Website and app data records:

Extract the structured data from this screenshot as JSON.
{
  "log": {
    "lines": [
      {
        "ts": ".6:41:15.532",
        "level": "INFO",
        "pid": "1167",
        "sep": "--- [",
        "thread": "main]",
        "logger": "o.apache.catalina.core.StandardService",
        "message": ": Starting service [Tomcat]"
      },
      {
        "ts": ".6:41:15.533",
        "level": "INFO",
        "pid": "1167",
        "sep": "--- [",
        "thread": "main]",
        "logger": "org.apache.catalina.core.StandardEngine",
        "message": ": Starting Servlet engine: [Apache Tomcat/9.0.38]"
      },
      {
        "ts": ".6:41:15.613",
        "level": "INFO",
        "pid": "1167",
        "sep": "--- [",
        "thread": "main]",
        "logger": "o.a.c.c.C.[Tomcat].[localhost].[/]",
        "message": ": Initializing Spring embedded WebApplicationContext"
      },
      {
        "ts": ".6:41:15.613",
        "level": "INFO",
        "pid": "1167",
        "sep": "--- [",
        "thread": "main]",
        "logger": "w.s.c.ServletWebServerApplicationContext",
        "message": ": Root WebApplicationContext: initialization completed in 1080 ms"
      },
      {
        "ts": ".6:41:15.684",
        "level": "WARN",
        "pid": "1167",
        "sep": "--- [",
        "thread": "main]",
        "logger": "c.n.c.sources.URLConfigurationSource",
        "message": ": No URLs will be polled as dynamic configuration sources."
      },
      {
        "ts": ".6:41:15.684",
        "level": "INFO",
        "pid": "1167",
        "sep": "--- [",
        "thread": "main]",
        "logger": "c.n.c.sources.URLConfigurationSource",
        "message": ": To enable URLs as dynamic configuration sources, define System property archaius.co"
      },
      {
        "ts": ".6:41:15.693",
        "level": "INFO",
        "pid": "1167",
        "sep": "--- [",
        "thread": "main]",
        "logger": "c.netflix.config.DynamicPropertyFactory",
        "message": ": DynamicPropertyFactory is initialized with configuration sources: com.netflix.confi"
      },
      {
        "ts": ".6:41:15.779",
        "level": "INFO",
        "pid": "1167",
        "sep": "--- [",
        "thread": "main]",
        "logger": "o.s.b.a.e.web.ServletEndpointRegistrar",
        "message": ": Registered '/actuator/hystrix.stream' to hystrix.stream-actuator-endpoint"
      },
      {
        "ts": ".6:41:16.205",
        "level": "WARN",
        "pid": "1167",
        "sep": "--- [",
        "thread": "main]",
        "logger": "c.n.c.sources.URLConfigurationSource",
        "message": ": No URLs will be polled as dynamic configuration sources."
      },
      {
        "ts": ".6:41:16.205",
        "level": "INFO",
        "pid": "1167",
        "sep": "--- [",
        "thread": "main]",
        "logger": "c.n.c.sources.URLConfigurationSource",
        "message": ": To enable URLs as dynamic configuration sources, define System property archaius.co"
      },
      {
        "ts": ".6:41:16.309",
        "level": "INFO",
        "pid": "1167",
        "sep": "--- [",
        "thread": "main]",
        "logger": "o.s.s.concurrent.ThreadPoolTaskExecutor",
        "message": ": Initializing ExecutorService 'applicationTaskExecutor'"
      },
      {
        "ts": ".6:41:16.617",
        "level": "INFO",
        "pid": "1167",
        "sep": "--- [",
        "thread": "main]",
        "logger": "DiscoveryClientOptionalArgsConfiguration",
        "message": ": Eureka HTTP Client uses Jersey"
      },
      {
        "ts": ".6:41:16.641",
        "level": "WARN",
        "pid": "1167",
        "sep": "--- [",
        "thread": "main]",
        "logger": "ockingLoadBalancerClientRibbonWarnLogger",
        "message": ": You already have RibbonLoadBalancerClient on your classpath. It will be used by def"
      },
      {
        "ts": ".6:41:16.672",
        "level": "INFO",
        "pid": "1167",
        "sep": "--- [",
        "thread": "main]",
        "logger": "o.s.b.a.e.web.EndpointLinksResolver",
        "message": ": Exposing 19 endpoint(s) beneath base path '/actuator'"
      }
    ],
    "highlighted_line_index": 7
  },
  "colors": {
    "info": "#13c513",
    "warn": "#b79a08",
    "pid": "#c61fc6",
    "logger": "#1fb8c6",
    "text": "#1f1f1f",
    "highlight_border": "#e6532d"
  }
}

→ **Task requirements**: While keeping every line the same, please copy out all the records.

→ **Task answer**:
Extract the structured data from this screenshot as JSON.
{
  "log": {
    "lines": [
      {
        "ts": ".6:41:15.532",
        "level": "INFO",
        "pid": "1167",
        "sep": "--- [",
        "thread": "main]",
        "logger": "o.apache.catalina.core.StandardService",
        "message": ": Starting service [Tomcat]"
      },
      {
        "ts": ".6:41:15.533",
        "level": "INFO",
        "pid": "1167",
        "sep": "--- [",
        "thread": "main]",
        "logger": "org.apache.catalina.core.StandardEngine",
        "message": ": Starting Servlet engine: [Apache Tomcat/9.0.38]"
      },
      {
        "ts": ".6:41:15.613",
        "level": "INFO",
        "pid": "1167",
        "sep": "--- [",
        "thread": "main]",
        "logger": "o.a.c.c.C.[Tomcat].[localhost].[/]",
        "message": ": Initializing Spring embedded WebApplicationContext"
      },
      {
        "ts": ".6:41:15.613",
        "level": "INFO",
        "pid": "1167",
        "sep": "--- [",
        "thread": "main]",
        "logger": "w.s.c.ServletWebServerApplicationContext",
        "message": ": Root WebApplicationContext: initialization completed in 1080 ms"
      },
      {
        "ts": ".6:41:15.684",
        "level": "WARN",
        "pid": "1167",
        "sep": "--- [",
        "thread": "main]",
        "logger": "c.n.c.sources.URLConfigurationSource",
        "message": ": No URLs will be polled as dynamic configuration sources."
      },
      {
        "ts": ".6:41:15.684",
        "level": "INFO",
        "pid": "1167",
        "sep": "--- [",
        "thread": "main]",
        "logger": "c.n.c.sources.URLConfigurationSource",
        "message": ": To enable URLs as dynamic configuration sources, define System property archaius.co"
      },
      {
        "ts": ".6:41:15.693",
        "level": "INFO",
        "pid": "1167",
        "sep": "--- [",
        "thread": "main]",
        "logger": "c.netflix.config.DynamicPropertyFactory",
        "message": ": DynamicPropertyFactory is initialized with configuration sources: com.netflix.confi"
      },
      {
        "ts": ".6:41:15.779",
        "level": "INFO",
        "pid": "1167",
        "sep": "--- [",
        "thread": "main]",
        "logger": "o.s.b.a.e.web.ServletEndpointRegistrar",
        "message": ": Registered '/actuator/hystrix.stream' to hystrix.stream-actuator-endpoint"
      },
      {
        "ts": ".6:41:16.205",
        "level": "WARN",
        "pid": "1167",
        "sep": "--- [",
        "thread": "main]",
        "logger": "c.n.c.sources.URLConfigurationSource",
        "message": ": No URLs will be polled as dynamic configuration sources."
      },
      {
        "ts": ".6:41:16.205",
        "level": "INFO",
        "pid": "1167",
        "sep": "--- [",
        "thread": "main]",
        "logger": "c.n.c.sources.URLConfigurationSource",
        "message": ": To enable URLs as dynamic configuration sources, define System property archaius.co"
      },
      {
        "ts": ".6:41:16.309",
        "level": "INFO",
        "pid": "1167",
        "sep": "--- [",
        "thread": "main]",
        "logger": "o.s.s.concurrent.ThreadPoolTaskExecutor",
        "message": ": Initializing ExecutorService 'applicationTaskExecutor'"
      },
      {
        "ts": ".6:41:16.617",
        "level": "INFO",
        "pid": "1167",
        "sep": "--- [",
        "thread": "main]",
        "logger": "DiscoveryClientOptionalArgsConfiguration",
        "message": ": Eureka HTTP Client uses Jersey"
      },
      {
        "ts": ".6:41:16.641",
        "level": "WARN",
        "pid": "1167",
        "sep": "--- [",
        "thread": "main]",
        "logger": "ockingLoadBalancerClientRibbonWarnLogger",
        "message": ": You already have RibbonLoadBalancerClient on your classpath. It will be used by def"
      },
      {
        "ts": ".6:41:16.672",
        "level": "INFO",
        "pid": "1167",
        "sep": "--- [",
        "thread": "main]",
        "logger": "o.s.b.a.e.web.EndpointLinksResolver",
        "message": ": Exposing 19 endpoint(s) beneath base path '/actuator'"
      }
    ],
    "highlighted_line_index": 7
  },
  "colors": {
    "info": "#13c513",
    "warn": "#b79a08",
    "pid": "#c61fc6",
    "logger": "#1fb8c6",
    "text": "#1f1f1f",
    "highlight_border": "#e6532d"
  }
}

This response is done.